GPS tracking company Strava published an interactive map in Nov. 2017, showing where people have used fitness tracking devices. (Video: Patrick Martin/The Washington Post)

Congressional Democrats on Wednesday called on Strava, the maker of a popular fitness app, to explain why it published a global “heat map” online that inadvertently highlighted the locations of sensitive government facilities throughout the world by revealing the movements of millions of users.

Rep. Frank Pallone Jr. (N.J.), the top Democrat on the House Energy and Commerce Committee, demanded that Strava CEO James Quarles explain why it published the heat map, what privacy protections it offered users, how it secures data from hackers and whether the company has changed its policies since news of the heat map broke over the weekend.

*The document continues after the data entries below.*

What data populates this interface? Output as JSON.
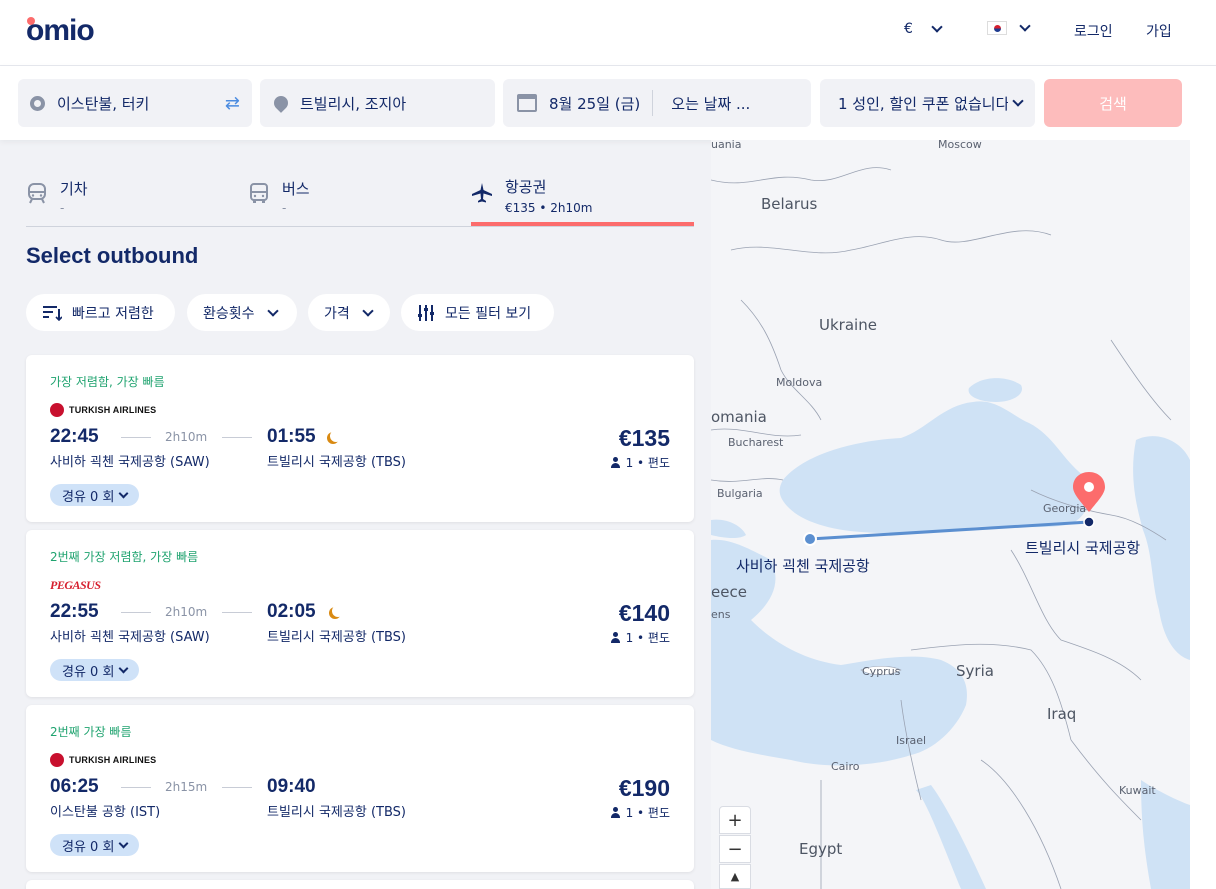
{
  "header": {
    "logo": "omio",
    "currency": "€",
    "login": "로그인",
    "signup": "가입"
  },
  "search": {
    "from": "이스탄불, 터키",
    "to": "트빌리시, 조지아",
    "depart_date": "8월 25일 (금)",
    "return_date": "오는 날짜 ...",
    "passengers": "1 성인, 할인 쿠폰 없습니다",
    "search_label": "검색"
  },
  "tabs": [
    {
      "label": "기차",
      "sub": "-",
      "icon": "train-icon"
    },
    {
      "label": "버스",
      "sub": "-",
      "icon": "bus-icon"
    },
    {
      "label": "항공권",
      "sub": "€135 • 2h10m",
      "icon": "plane-icon"
    }
  ],
  "section_title": "Select outbound",
  "filters": {
    "sort": "빠르고 저렴한",
    "transfers": "환승횟수",
    "price": "가격",
    "all_filters": "모든 필터 보기"
  },
  "results": [
    {
      "badge": "가장 저렴함,  가장 빠름",
      "airline": "TURKISH AIRLINES",
      "dep_time": "22:45",
      "duration": "2h10m",
      "arr_time": "01:55",
      "overnight": true,
      "dep_airport": "사비하 괵첸 국제공항 (SAW)",
      "arr_airport": "트빌리시 국제공항 (TBS)",
      "price": "€135",
      "pax": "1 • 편도",
      "stops": "경유 0 회"
    },
    {
      "badge": "2번째 가장 저렴함,  가장 빠름",
      "airline": "PEGASUS",
      "dep_time": "22:55",
      "duration": "2h10m",
      "arr_time": "02:05",
      "overnight": true,
      "dep_airport": "사비하 괵첸 국제공항 (SAW)",
      "arr_airport": "트빌리시 국제공항 (TBS)",
      "price": "€140",
      "pax": "1 • 편도",
      "stops": "경유 0 회"
    },
    {
      "badge": "2번째 가장 빠름",
      "airline": "TURKISH AIRLINES",
      "dep_time": "06:25",
      "duration": "2h15m",
      "arr_time": "09:40",
      "overnight": false,
      "dep_airport": "이스탄불 공항 (IST)",
      "arr_airport": "트빌리시 국제공항 (TBS)",
      "price": "€190",
      "pax": "1 • 편도",
      "stops": "경유 0 회"
    }
  ],
  "map": {
    "labels": {
      "moscow": "Moscow",
      "belarus": "Belarus",
      "ukraine": "Ukraine",
      "moldova": "Moldova",
      "romania": "omania",
      "bucharest": "Bucharest",
      "bulgaria": "Bulgaria",
      "georgia": "Georgia",
      "greece": "eece",
      "athens": "ens",
      "cyprus": "Cyprus",
      "syria": "Syria",
      "iraq": "Iraq",
      "israel": "Israel",
      "cairo": "Cairo",
      "kuwait": "Kuwait",
      "egypt": "Egypt",
      "lithuania": "uania"
    },
    "origin_label": "사비하 괵첸 국제공항",
    "destination_label": "트빌리시 국제공항",
    "zoom_in": "+",
    "zoom_out": "−",
    "route_color": "#5b8fd0",
    "water_color": "#cfe2f5",
    "pin_color": "#fc6c6c"
  },
  "colors": {
    "brand": "#132968",
    "accent": "#fc6c6c",
    "badge_green": "#1fa36f"
  }
}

“The increasing popularity of fitness trackers and other wearable technology has raised serious questions about the types of data they collect and share and the degree to which consumers control their own personal information,” said the letter, which eight committee Democrats co-signed. “The data these devices collect reveals users' precise locations, daily activities, and health information. … In this case, Strava made no attempt to secure information, and instead published location information on the Internet for anyone to see.”

Strava issued a statement Wednesday evening saying, “We’ve received a letter from the ranking member of the House Energy and Commerce Committee. We look forward to working with his staff in answering the letter’s questions.”

News reports on Strava, in The Washington Post and elsewhere, prompted a U.S. military review this week of the fitness devices and other telecommunications equipment that can broadcast the locations of users in sensitive locations. The news also underscored growing concerns about the privacy of fitness apps, as experts found ways to use the Strava app to find the names and photographs of individual users, along with the biking and jogging routes they used.

Such user data, along with military supply and convoy routes, is potentially valuable information to adversaries and those who might plan attacks on U.S. forces, experts said.

Previously, Strava has urged its users to review their privacy settings and said it was working with government and military officials to address concerns about the location of sensitive facilities.

The controversy also has highlighted concerns about ordinary users of fitness tracking devices and similar apps on smartphones, as well as the growing importance of location data generally to Silicon Valley.

Many tech companies collect the locations of their users and market this information in various ways, such as for targeting advertising to people near certain stores. Yet privacy experts say that the locations of individuals are among the most sensitive data sets, potentially showing where people live and work, and what groups or religious organizations they affiliate with. Relationships among people — including relationships that individuals may want to keep private — also can be revealed by location data.

The letter from congressional Democrats also indicates an interest in how privacy settings are established by default, meaning for users who don't alter them before using. Privacy experts have long warned that most people pay little attention to default settings and end up discovering that their data has been released only after it already has happened.

Elena Hernandez, spokeswoman for the full House committee, said, “Our Democratic colleagues did not ask us to join this letter. However, Energy and Commerce Republicans take data privacy issues seriously and will continue to closely monitor the situation with Strava.”